EXERCISE BRIEF | Please find every line in the entries below that contains the string "Handmade", and copy it.

SUPPLIED RECORDS |
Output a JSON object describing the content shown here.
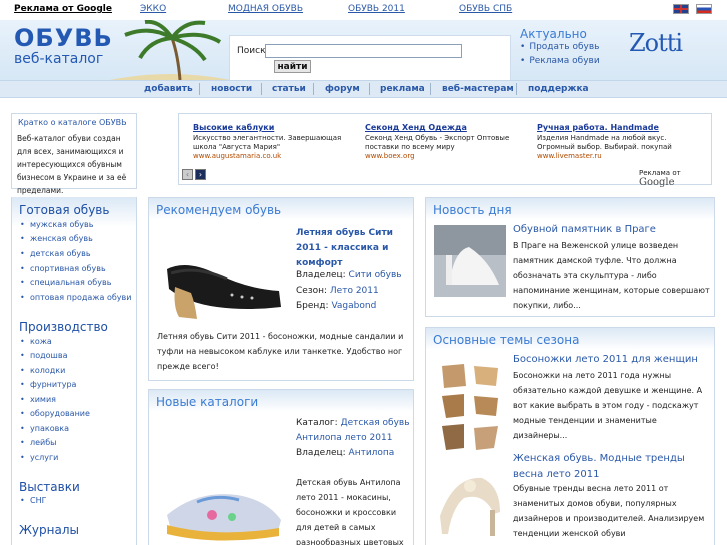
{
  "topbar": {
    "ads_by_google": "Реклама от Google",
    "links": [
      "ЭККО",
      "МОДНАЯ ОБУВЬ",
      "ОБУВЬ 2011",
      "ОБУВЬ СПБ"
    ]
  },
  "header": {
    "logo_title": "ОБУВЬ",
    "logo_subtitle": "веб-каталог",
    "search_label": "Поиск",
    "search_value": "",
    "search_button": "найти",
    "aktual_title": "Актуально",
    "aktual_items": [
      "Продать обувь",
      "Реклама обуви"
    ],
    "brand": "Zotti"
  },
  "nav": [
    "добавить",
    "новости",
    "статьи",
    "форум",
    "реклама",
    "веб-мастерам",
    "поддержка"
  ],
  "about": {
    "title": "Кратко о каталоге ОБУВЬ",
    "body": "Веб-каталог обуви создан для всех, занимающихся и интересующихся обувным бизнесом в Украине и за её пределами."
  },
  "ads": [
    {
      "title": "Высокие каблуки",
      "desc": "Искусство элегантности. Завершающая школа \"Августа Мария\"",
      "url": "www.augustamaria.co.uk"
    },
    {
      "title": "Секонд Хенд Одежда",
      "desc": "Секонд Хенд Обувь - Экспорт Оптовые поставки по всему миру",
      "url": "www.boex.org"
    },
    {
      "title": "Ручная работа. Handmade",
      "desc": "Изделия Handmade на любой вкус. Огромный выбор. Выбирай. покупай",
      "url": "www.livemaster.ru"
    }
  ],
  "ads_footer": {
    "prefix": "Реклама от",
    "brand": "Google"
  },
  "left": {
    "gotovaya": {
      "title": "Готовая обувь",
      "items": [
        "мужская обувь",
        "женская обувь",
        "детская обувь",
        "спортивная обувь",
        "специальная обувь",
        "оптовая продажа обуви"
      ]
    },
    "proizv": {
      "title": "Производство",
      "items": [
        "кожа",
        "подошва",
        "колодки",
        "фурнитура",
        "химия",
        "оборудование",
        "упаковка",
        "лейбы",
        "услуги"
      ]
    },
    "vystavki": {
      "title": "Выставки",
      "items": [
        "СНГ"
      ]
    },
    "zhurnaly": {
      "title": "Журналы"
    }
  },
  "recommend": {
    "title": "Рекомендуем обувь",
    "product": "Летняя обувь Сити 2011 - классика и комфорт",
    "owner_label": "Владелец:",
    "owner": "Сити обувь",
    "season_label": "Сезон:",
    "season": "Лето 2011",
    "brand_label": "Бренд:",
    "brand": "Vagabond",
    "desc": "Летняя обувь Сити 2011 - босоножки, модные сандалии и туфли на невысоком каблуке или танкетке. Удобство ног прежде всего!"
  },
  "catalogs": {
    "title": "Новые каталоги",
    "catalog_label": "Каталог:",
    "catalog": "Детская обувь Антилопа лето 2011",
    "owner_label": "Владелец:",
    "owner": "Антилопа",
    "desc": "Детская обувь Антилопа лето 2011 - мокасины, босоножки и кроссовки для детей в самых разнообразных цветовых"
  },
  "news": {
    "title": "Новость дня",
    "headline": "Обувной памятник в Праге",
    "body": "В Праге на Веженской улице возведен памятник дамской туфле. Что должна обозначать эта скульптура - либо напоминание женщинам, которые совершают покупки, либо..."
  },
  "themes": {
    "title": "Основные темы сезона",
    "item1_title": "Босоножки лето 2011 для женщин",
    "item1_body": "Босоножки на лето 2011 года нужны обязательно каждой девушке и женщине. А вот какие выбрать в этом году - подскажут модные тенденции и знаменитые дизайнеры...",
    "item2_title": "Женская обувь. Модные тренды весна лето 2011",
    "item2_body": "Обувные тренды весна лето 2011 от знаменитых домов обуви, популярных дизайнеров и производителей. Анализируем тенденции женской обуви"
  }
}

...

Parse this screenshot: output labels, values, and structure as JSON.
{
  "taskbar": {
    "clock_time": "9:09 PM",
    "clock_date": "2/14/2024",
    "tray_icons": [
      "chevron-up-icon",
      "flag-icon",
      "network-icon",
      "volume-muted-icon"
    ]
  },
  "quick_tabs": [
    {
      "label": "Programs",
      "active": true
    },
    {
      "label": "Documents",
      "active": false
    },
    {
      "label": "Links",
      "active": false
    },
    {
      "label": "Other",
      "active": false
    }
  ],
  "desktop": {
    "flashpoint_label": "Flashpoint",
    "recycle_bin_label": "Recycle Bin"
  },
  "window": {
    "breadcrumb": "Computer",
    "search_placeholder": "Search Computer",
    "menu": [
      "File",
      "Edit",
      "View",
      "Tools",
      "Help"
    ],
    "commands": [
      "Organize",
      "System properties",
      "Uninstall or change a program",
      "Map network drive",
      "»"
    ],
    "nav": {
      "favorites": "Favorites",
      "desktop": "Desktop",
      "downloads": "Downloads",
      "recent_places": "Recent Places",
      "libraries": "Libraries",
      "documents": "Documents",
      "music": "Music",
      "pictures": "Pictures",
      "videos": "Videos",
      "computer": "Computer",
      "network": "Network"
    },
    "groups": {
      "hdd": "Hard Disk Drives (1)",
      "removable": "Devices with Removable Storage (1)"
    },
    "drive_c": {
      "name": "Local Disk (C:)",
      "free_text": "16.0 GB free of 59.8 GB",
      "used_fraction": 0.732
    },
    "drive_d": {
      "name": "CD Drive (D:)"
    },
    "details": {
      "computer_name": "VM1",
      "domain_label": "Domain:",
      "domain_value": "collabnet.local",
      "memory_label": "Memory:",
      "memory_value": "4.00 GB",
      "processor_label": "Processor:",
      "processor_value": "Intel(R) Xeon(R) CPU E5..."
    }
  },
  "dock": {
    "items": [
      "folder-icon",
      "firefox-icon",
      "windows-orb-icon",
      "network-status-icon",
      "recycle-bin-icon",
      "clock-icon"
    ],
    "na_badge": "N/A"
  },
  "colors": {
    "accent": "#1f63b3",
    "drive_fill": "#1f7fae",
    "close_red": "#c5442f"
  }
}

EXERCISE ANSWER |
      "title": "Ручная работа. Handmade",
      "desc": "Изделия Handmade на любой вкус. Огромный выбор. Выбирай. покупай",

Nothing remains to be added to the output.